Herbivore-induced volatile emission from old-growth black poplar trees under field conditions.Sci Rep 2019; 9(1):7714SR

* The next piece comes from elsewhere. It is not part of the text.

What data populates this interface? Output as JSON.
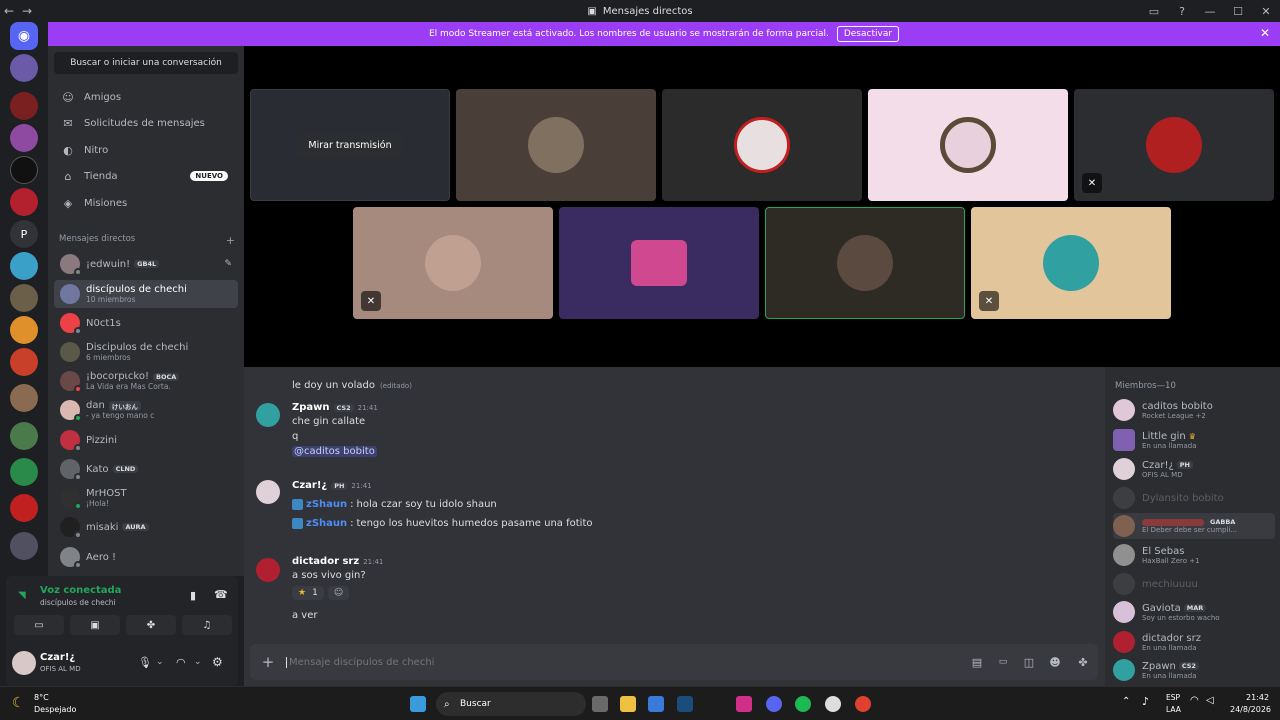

Herbivory is well known to trigger increased emission of volatile organic compounds (VOCs) from plants, but we know little about the responses of mature trees. We measured the volatiles emitted by leaves of old-growth black poplar (Populus nigra) trees after experimental damage by gypsy moth (Lymantria dispar) caterpillars in a floodplain forest, and studied the effect of herbivory on the transcript abundance of two genes involved in the biosynthesis of VOCs, and the accumulation of defence phytohormones. Herbivory significantly increased volatile emission from the experimentally damaged foliage, but not from adjacent undamaged leaves in the damaged branches (i.e., no systemic response). Methylbutyraldoximes, 4,8-dimethyl-1,3,7-nonatriene (DMNT), (Z)-3-hexenol and (E)-β-ocimene, amongst other compounds, were found to be important in distinguishing the blend of herbivore-damaged vs. undamaged leaves. Herbivory also increased expression of PnTPS3 (described here for the first time) and PnCYP79D6-v4 genes at the damaged sites, these genes encode for an (E)-β-ocimene synthase and a P450 enzyme involved in aldoxime formation, respectively, demonstrating de novo biosynthesis of the volatiles produced. Herbivore-damaged leaves had significantly higher levels of jasmonic acid and its conjugate (-)-jasmonic acid-isoleucine. This study shows that mature trees in the field have a robust response to herbivory, producing induced volatiles at the damaged sites even after previous natural herbivory and under changing environmental conditions, however, further studies are needed to establish whether the observed absence of systemic responses is typical of mature poplar trees or if specific conditions are required for their induction.